The film is gripping and engaging throughout, and even though it clocks in at a not short two hours and twenty minutes, it could have comfortably been even longer. The narrative is not only ambitious and complex, but is also surprisingly clever, often threatening to tackle some pretty lofty themes as it moves into apocalyptic territory. At the same time, it remains obtuse and endearingly daft, not least since it basically charts the whole world coming to bow at the feet of a man with a strange bag mask covering his head. Unsurprisingly, Yukihiko throws in plenty of revelations and hints at what is to come, though the film still stands on its own two feet and is by no means mere filler material.
The film features more action that its predecessor, with shoot outs, assassinations and fight scenes keeping things exciting and moving along at a fast pace. Yukihiko makes great use of futuristic technology, which is worked seamlessly into the film rather than being saved for gimmicky set pieces or ‘look at me’ moments. The overall effect is surprisingly subtle, with touches like the threads of light being played with by students or the omnipresent airships that lurk over Tokyo resulting in a wholly believable and immersive vision, and a world that basically looks like the world of today, if slightly upgraded.

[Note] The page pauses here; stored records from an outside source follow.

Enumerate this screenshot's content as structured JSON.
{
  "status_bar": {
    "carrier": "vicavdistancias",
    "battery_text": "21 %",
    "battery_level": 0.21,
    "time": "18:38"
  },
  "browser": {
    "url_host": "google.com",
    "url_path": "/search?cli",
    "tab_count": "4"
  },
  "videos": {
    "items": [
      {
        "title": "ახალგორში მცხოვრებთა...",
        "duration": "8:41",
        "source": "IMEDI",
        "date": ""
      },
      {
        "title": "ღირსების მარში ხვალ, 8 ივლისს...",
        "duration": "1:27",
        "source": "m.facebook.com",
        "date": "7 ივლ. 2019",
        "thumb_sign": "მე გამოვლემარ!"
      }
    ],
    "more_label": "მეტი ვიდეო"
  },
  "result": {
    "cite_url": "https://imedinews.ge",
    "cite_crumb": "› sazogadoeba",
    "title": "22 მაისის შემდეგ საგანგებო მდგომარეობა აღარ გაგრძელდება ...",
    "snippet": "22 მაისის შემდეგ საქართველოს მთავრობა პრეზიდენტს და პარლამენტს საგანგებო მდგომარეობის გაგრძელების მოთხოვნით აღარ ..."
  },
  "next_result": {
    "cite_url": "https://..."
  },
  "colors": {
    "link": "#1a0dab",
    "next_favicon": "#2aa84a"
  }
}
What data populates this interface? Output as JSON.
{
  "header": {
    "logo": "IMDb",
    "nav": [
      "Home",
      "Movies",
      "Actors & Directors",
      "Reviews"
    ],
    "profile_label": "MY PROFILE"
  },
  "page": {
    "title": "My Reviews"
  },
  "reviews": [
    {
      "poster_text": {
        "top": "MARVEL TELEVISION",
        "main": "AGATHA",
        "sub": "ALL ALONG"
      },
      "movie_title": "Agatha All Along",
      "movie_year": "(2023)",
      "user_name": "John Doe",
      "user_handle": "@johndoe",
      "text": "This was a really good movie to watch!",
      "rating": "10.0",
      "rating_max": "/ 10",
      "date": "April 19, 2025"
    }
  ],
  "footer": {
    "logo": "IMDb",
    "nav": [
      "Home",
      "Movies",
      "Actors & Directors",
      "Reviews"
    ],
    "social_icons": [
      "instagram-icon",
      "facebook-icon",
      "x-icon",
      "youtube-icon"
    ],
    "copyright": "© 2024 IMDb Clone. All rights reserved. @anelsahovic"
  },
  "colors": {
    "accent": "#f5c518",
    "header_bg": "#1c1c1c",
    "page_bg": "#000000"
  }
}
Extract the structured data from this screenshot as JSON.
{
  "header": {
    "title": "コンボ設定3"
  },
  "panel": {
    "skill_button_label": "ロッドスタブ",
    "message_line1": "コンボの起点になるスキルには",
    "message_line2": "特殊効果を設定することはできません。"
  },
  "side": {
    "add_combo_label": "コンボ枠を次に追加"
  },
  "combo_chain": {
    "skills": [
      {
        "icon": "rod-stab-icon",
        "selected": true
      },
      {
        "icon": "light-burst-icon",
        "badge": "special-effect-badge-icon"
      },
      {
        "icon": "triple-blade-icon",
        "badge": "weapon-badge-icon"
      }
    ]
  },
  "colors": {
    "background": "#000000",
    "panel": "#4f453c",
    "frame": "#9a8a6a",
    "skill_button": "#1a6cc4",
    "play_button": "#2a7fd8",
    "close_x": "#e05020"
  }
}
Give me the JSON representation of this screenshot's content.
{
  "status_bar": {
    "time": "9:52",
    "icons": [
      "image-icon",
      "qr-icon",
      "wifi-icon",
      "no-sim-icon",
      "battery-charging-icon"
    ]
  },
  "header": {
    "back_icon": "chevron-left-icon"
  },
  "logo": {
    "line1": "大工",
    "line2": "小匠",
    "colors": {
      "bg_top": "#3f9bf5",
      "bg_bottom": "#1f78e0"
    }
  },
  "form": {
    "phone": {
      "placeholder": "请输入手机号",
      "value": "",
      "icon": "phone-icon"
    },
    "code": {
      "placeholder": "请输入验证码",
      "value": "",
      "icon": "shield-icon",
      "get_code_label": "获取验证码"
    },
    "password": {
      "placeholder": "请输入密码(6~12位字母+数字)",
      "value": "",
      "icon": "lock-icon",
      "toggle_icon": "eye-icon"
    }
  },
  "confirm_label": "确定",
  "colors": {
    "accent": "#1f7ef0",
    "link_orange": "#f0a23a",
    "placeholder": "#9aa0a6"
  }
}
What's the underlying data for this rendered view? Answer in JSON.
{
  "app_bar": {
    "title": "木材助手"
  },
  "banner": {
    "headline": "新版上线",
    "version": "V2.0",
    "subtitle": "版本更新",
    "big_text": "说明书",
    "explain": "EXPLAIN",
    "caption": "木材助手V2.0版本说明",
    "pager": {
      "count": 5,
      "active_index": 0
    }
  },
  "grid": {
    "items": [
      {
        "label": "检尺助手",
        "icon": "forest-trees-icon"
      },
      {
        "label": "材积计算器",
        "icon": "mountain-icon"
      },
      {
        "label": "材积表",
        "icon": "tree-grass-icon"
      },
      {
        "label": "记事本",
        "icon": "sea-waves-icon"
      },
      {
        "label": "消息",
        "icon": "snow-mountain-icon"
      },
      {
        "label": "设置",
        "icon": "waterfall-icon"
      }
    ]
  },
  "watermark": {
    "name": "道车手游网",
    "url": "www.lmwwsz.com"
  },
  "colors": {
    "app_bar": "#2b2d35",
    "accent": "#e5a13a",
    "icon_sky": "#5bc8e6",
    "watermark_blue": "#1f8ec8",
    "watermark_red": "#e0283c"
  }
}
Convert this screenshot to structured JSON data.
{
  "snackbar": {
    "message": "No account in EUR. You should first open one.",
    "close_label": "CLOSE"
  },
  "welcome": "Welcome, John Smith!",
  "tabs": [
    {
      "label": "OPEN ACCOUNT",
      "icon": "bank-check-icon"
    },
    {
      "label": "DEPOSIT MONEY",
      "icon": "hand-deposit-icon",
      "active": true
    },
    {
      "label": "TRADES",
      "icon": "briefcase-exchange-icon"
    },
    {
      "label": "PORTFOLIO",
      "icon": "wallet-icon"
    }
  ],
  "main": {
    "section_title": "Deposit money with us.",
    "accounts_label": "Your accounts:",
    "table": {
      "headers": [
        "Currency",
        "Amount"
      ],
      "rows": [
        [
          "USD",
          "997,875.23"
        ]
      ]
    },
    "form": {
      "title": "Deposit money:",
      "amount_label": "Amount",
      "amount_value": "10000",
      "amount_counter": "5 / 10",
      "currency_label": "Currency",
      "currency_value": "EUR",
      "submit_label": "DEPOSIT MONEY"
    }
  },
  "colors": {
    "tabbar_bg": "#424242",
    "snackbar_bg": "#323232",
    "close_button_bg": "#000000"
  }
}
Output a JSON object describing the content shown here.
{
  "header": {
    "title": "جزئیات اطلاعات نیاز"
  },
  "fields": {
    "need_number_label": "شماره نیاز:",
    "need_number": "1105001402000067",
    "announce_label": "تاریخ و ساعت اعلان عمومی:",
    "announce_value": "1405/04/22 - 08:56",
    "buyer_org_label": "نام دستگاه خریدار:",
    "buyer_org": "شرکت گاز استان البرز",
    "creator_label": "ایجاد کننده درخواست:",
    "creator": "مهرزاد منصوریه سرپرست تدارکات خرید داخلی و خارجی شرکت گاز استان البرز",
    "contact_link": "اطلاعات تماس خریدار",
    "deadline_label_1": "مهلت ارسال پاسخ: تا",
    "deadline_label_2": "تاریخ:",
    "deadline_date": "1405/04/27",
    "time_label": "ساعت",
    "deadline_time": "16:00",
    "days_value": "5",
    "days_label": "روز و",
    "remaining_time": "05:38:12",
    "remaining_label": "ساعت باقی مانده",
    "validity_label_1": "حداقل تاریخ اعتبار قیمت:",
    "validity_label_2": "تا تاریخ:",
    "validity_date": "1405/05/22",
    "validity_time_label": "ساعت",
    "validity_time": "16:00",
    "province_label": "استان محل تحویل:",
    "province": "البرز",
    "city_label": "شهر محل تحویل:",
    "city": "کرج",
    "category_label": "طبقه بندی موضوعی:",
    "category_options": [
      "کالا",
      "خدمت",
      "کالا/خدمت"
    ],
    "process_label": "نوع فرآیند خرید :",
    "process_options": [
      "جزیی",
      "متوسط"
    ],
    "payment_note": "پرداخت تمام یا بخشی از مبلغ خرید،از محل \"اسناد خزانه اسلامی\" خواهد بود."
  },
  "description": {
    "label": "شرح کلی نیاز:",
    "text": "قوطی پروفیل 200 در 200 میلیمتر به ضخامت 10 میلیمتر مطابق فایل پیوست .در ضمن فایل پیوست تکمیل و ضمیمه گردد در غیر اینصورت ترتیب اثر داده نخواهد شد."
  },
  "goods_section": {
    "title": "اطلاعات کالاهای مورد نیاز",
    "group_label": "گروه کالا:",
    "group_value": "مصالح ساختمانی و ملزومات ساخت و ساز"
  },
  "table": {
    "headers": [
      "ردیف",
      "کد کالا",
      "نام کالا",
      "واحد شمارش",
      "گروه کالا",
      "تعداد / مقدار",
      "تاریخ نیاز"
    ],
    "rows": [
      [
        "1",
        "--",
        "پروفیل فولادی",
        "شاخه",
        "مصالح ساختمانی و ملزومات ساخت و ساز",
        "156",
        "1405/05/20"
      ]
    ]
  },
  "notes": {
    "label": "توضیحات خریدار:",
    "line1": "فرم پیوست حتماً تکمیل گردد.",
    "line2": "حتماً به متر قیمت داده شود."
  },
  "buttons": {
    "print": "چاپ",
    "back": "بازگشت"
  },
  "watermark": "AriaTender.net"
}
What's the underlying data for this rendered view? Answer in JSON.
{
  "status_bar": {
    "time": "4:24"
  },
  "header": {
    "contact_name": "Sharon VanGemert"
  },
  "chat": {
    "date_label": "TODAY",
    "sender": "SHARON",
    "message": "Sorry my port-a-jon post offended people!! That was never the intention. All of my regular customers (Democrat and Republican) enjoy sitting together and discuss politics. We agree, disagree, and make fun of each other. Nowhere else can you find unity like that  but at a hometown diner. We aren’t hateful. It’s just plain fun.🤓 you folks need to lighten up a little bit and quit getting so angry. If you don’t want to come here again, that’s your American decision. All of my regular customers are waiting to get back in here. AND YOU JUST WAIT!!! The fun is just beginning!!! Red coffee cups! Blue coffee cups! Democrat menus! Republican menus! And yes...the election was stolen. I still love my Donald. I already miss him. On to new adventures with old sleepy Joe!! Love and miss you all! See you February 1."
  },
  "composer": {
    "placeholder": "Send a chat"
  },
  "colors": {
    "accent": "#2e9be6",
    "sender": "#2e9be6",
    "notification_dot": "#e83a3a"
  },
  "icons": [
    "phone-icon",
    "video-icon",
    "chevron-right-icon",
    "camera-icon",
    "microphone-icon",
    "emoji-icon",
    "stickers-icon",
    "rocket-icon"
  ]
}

The only real problem with “The Last Hope” is that, perhaps inevitably, as the second part of the trilogy, it leaves audiences without any real answers and desperate to see what happens next. Of course, this in itself isn’t really a criticism, and the film is easily one of the most enjoyable and finely crafted blockbusters from Japan in recent years that should be enjoyed by all viewers, manga fans or not.
Yukihiko Tsutsumi (director) / Naoki Urasawa (manga), Yasushi Fukuda, Takashi Nagasaki, Yûsuke Watanabe (screenplay)
CAST: Toshiaki Karasawa … Kenji ‘Kenji’ Endo
Etsushi Toyokawa … Choji ‘Occho’ Ochiai
Takako Tokiwa … Yukiji ‘Yukiji’ Setoguchi
Muneyoshi Abiko … Young Yamane
Hirofumi Araki … Britney
Arata … The Thirteenth